Liam Gill of the Reds at the bottom of the breakdown against the Rebels.

Liam Gill of the Reds at the bottom of the breakdown against the Rebels. Photo: Getty Images

As a coach it's hard not to go back and analyse key moments of a match which influence the overall outcome or rhythm of a game. Generally these moments aren't the flashy tries or pieces of individual brilliance and are often missed by the casual fan.

When reviewing these plays you do so not to criticise a decision and nor am I advocating a change to the laws. Rather these moments are analysed as they provide good discussion points on the cause and affect that key moments have in a rugby game and the overall impact they have on the outcome and entertainment factor.

Think back to just before halftime of the Reds and Rebels game last Saturday. The score was 6-0 to the Rebels and a try for the Reds would have been vital from a scoreline and psychological point of view.

Attacking scrum on the right hand side, the Reds are feeding the ball 15 metres out from both the tryline and in from touch. There's a short-side on the right that is big enough to be defended and you have a scrum which 95% of the time goes the way of the attacking team. Statistically more tries come from scrums so the ingredients are perfect.

The crowd moves to the edge of their seat and everyone is thinking…try time.

The scrum packs and we all wait in anticipation for the backline to be unleashed with a pre-planned and practiced set-piece move, created to exploit the rare opportunity where seven defenders are forced to cover the 65 metre width of the field. This is where the best odds exist for an attack where they can be confident of at least bending the defence's line.

The front row collides and the whistle sounds. The referee awards a full-arm penalty to the Reds. The shot at goal is chosen – and executed – before the players trudge back to beyond halfway where the game recommences with a long kickoff. At this point the Reds begin their journey to get out of their own half and back down the other end of the field. The psychology in this part of the field is vastly different to when you're at the other end – you won't see the flashy stuff here!

Had a try been scored from this key moment it would have shifted the mindset of the crowd as they would spend halftime thinking about what might be and not what went wrong. Anticipation is a big part of sport and the opportunity for supporters to 'feel' the atmosphere is a major reason.

When I reviewed the Rebels game this is one pivotal moment that sticks out and I am left wondering what might have been. Missed opportunities are critical in sport, including the ones that aren't always as easily spotted, and this is an occasion where we felt we could have potentially changed the dynamics of the game.

Discussing the cause and affect of these situations is also interesting so let's dig deeper to assess the outcome this moment had on the entertainment and result of the game.

A penalty at the scrum does many things. It makes the actual scrum disappear for a start. Your immediate reaction might be that this is a good thing but probably not for the team on attack.

The penalty goal will also tick the box as an outcome and therefore it can be argued that an advantage has been given to the attacking team. When you consider scoring tries is our primary focus, this argument is only valid when the penalty is awarded outside of goal kicking range.

Not many captains will turn down three points but the reality is this means the opportunity of seven points disappears.
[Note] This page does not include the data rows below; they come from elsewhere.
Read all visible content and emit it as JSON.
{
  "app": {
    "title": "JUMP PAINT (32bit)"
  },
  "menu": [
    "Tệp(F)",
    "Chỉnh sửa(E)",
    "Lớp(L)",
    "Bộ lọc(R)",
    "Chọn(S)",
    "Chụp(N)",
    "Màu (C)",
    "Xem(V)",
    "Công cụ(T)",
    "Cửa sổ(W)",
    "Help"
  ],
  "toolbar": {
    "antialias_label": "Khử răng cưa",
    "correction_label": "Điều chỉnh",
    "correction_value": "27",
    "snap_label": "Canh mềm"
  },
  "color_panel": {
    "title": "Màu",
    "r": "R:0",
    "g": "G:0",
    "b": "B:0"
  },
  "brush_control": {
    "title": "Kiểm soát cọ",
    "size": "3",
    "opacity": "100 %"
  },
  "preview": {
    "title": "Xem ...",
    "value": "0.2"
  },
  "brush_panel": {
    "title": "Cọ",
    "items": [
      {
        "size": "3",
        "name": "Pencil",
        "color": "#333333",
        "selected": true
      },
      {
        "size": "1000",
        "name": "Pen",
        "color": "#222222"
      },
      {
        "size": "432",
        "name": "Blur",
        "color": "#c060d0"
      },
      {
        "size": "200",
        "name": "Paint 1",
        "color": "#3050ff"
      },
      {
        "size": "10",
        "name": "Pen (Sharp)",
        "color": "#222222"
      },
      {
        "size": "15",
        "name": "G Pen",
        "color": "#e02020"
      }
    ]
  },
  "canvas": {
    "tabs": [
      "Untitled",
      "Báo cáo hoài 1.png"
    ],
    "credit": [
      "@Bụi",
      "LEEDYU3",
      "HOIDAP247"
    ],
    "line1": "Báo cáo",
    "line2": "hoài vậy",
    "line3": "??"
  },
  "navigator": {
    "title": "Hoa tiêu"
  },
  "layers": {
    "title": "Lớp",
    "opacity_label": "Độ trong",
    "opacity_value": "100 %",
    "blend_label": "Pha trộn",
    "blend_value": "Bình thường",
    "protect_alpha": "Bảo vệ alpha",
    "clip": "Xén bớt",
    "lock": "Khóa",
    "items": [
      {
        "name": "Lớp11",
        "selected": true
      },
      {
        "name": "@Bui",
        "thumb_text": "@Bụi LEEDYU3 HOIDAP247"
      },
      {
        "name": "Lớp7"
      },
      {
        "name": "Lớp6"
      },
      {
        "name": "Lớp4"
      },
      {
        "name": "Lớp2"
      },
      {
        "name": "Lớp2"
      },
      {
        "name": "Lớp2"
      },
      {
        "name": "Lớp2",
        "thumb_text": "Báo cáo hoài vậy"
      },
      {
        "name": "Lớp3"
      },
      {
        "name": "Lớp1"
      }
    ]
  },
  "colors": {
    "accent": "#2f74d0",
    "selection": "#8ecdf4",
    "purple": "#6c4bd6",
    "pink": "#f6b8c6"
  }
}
You also need to add the loss of territory and 75 metres resulting from the ensuing kickoff. It's a discounted haul for the attack.

I can hear you all yelling tap and go! This would please those on the edge of their seats and is actually a viable option provided you have a reasonable chance of scoring, or at a minimum, engineering a tactical advantage.

It's so viable that we even tried this tactic in the second half but to no avail. We accrued a series of penalties and advantages and eventually took a shot at goal before retreating to the other side of the field. We spent five minutes attacking their line and could have kicked at goal, but we really wanted to score a try.

This brings me to my next point. The yellow card for cynical play seems to have drifted from the game. While I can't believe I am advocating this, the reality is yellow cards equal more tries and it also serves as a deterrent against repeated and deliberate infringements.

On average at the Reds, we concede one try for every yellow card we receive. That's an extremely high ratio.

As much as seeing 15 players go against 14 is unfair, so to is cynical play that goes unpunished. It deprives the fans and takes the fun from a match.

I'm of the belief that there is enough homogeny in today's game. It has been boxed to create equity rather than encourage superiority. While we play around with the interpretations, we need to be vigilant on the affect this has to our game and we need to understand the cause of how the game is played directly links to fans.

We need them to be sitting on the edges of their seats in anticipation of what is about to come. Not sitting back and ruing what could have been.